Like many at the conference, economic and political pressures forced Khawaldeh out of pastoralism.

"They cannot move outside the boundaries of Jordan. Even within Jordan they are in isolated islands because of privatization, industrialization, and conservation. So they cannot move as they used to," said Khawaldeh.

The World Alliance of Mobile Indigenous People aims to set a global agenda to protect pastoralist rights.

Lalji Desai, the group's secretary-general, points out that many pastoral groups face the same issues.

"Most of the pastoralists in the regions, we have similar problems linked with the policy-making and decision-making process.
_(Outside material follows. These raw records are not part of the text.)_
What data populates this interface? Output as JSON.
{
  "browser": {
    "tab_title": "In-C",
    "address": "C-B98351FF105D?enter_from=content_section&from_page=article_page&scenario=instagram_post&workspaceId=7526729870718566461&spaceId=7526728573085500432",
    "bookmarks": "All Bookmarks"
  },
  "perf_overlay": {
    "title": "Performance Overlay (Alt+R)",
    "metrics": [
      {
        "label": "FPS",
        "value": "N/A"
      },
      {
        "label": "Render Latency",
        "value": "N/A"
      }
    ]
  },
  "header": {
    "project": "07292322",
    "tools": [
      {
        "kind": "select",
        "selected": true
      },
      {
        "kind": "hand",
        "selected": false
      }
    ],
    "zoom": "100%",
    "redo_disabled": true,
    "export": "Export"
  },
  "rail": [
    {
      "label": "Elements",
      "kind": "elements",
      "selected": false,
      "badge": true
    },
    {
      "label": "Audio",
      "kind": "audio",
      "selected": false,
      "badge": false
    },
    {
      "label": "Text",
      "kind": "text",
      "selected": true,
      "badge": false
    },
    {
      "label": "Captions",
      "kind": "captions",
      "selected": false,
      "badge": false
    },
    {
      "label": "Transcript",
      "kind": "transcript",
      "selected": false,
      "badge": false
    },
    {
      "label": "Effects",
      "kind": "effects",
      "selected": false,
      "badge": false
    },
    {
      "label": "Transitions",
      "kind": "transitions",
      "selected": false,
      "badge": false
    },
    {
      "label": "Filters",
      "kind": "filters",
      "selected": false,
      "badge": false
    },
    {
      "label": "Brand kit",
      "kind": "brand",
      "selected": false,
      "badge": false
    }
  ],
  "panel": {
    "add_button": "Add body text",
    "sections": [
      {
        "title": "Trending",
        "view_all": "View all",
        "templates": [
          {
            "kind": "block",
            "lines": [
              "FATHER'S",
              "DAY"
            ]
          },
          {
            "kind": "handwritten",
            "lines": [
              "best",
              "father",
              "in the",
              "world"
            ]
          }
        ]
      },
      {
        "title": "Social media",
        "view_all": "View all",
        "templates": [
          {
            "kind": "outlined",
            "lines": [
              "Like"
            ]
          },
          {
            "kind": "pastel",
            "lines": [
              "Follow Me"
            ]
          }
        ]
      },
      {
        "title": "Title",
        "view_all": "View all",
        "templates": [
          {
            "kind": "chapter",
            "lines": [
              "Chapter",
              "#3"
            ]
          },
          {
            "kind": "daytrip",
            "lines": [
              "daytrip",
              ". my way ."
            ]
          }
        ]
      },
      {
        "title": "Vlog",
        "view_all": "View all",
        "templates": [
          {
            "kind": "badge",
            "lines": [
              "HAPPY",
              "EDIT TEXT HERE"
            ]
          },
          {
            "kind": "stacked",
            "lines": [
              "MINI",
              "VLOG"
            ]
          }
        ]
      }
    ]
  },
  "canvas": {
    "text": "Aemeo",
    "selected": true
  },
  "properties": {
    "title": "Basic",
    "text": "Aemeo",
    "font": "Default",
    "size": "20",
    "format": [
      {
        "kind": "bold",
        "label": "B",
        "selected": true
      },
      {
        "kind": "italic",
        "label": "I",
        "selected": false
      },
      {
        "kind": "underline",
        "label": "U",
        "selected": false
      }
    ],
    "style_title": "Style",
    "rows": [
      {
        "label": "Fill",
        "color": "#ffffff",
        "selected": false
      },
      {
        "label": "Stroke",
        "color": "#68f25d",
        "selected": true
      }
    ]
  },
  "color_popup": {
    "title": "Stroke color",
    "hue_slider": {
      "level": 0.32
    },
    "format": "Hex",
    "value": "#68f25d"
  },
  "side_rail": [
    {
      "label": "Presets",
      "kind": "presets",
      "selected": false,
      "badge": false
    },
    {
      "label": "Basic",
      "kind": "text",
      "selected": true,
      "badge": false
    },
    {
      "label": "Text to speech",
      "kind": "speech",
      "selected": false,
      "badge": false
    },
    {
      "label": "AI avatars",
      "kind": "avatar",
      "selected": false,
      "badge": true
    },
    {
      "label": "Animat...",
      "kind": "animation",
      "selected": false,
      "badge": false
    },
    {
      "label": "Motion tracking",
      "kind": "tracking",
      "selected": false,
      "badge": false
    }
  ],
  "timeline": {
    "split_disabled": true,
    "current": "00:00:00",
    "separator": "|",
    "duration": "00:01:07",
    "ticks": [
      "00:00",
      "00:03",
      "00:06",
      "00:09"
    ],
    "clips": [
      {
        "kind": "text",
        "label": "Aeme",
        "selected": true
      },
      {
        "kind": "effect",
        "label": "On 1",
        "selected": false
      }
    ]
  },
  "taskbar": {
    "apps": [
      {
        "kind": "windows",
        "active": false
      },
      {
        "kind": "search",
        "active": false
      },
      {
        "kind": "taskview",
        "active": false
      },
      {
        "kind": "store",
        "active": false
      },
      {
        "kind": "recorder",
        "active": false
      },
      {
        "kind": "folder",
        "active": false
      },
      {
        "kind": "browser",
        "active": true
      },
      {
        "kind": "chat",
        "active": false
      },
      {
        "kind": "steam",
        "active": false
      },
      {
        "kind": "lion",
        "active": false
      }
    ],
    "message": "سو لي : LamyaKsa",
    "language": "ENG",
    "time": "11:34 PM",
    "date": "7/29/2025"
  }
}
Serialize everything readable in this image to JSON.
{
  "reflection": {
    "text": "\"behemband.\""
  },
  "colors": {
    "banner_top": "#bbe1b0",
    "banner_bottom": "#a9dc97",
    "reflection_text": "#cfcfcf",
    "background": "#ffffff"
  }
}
Recognizing our rights, land rights issues, migratory routes, markets, preserving our animal genetic resources, or our knowledge - everything is linked with the policy-making decision," said Desai.

Ol-Johán Sikku, from the Sami community of reindeer herders in northern Sweden, noted that some pastoral groups, including the Sami, find support lacking.

"Still locally, regionally, or in the country you have to do something. But if you get support from the U.N., that's good. Because even the Sami people, we feel that the northern Scandinavian countries don't support the Sami so we have to have support from the U.N., EU and then we can do something," said Sikku.

Sikku is trying to protect his ancient lifestyle by adapting to modern realities. He lobbies the Swedish government for Sami rights and works with a group called Slow Food Sápmi that promotes traditional Sami recipes to find new markets for his reindeer meat.